──────── Extracted information
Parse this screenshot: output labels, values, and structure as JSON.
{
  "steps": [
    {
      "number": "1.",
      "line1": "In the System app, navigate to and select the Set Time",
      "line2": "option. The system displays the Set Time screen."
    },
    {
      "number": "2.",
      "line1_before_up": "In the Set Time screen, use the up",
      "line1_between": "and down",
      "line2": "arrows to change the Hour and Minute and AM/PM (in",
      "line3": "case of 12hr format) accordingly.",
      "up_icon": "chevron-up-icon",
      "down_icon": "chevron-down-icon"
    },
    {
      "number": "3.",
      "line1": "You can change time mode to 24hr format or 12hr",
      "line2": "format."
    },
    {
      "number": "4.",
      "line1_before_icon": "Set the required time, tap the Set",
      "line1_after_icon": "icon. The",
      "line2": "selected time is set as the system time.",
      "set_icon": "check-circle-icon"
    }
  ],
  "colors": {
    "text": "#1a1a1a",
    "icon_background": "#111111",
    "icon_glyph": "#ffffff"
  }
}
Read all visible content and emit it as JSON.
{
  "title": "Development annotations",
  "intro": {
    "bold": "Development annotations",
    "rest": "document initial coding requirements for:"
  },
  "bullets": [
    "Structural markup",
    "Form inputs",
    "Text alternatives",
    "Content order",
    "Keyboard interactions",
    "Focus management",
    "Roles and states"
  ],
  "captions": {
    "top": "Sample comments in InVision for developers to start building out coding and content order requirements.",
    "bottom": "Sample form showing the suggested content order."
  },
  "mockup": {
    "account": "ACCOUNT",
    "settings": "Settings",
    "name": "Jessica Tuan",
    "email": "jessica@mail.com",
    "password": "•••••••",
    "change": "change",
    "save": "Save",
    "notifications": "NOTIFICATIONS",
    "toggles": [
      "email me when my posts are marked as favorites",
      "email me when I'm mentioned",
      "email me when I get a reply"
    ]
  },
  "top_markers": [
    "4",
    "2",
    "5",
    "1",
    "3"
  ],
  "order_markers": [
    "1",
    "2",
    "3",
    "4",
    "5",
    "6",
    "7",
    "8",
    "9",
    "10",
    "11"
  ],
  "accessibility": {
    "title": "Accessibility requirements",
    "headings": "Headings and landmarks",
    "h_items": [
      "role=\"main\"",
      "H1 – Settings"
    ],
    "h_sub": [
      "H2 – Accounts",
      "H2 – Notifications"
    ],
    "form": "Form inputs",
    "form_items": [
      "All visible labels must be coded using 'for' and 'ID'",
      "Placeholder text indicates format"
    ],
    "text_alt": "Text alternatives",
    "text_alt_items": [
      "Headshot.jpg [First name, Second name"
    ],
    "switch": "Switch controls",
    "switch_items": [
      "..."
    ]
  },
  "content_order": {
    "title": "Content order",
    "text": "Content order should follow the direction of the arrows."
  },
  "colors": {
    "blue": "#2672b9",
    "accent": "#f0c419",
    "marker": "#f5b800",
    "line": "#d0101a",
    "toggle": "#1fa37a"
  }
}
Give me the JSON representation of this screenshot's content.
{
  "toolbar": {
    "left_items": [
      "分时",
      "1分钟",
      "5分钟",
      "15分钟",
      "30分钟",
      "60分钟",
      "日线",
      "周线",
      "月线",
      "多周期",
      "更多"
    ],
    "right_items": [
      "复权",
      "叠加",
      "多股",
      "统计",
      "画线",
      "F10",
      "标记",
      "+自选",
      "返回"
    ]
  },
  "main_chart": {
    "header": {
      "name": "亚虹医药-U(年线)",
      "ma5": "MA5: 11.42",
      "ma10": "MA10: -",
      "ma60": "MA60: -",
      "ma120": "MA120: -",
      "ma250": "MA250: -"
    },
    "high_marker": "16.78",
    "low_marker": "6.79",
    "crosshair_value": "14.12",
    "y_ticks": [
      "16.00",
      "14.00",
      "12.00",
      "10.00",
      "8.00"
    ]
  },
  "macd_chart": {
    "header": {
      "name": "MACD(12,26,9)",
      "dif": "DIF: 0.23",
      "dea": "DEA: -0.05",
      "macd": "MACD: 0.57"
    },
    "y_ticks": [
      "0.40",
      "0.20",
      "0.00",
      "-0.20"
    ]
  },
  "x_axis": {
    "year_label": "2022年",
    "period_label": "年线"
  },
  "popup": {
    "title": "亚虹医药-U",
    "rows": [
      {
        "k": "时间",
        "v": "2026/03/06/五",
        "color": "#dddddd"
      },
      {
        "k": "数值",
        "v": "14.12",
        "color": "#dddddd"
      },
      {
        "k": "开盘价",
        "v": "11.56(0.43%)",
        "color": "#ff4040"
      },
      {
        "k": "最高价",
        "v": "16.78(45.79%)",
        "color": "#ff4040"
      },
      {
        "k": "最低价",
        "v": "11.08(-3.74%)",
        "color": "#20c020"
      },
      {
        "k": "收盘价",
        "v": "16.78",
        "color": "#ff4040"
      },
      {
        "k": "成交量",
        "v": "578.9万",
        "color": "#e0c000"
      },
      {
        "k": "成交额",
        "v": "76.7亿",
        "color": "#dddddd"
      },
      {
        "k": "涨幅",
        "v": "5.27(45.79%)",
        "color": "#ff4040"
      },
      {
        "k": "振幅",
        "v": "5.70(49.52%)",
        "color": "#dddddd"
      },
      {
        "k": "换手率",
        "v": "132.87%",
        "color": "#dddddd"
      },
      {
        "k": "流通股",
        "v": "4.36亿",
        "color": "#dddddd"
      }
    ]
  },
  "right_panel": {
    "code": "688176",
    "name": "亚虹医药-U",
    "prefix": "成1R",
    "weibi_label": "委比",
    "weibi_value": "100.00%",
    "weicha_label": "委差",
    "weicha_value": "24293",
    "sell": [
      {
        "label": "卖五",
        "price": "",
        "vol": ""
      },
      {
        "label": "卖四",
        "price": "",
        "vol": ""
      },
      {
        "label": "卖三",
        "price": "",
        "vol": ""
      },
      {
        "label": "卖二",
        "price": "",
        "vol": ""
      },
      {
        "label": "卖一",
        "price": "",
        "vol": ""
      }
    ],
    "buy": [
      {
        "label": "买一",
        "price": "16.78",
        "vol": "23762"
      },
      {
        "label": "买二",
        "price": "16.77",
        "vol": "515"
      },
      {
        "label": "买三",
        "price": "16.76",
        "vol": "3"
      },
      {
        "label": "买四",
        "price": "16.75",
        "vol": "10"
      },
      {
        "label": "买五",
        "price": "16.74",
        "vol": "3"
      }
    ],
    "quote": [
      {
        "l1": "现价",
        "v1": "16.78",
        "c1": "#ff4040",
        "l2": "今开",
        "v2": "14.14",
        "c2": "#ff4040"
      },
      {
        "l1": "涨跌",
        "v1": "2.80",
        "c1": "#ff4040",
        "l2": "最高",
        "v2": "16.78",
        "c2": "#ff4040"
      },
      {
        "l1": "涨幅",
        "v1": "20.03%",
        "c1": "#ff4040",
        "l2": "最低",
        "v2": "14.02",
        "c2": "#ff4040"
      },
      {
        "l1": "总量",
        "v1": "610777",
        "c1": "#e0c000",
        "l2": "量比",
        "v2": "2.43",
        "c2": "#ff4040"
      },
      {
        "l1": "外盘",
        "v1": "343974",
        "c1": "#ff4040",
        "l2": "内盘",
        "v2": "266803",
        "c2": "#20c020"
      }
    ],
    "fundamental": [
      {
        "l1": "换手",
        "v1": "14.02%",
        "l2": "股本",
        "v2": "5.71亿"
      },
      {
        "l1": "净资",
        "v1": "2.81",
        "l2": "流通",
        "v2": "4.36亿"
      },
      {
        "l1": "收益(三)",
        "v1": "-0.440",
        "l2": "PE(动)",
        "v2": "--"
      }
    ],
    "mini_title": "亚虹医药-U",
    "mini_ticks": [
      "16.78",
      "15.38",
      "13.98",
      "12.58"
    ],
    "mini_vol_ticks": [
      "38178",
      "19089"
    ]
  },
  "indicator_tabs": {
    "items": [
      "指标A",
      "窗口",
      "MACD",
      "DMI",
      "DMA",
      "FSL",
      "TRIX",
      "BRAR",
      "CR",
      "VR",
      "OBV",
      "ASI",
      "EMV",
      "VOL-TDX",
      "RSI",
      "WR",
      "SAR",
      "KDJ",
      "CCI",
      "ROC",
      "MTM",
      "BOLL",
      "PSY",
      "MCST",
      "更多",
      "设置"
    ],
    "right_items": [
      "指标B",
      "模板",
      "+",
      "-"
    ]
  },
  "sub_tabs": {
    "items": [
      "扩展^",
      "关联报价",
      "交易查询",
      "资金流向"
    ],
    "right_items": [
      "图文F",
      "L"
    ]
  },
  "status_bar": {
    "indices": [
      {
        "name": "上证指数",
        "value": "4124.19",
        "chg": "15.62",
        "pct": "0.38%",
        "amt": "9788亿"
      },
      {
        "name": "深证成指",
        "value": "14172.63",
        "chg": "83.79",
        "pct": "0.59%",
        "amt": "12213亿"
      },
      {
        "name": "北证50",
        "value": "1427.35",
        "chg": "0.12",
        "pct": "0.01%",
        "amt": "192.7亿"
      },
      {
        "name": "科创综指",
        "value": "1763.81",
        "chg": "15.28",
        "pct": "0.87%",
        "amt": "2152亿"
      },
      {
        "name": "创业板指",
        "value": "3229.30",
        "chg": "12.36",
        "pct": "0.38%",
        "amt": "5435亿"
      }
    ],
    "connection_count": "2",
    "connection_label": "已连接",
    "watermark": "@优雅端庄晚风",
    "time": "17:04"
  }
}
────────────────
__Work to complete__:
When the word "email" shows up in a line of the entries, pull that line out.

__Exercise solution__:
    "email": "jessica@mail.com",
      "email me when my posts are marked as favorites",
      "email me when I'm mentioned",
      "email me when I get a reply"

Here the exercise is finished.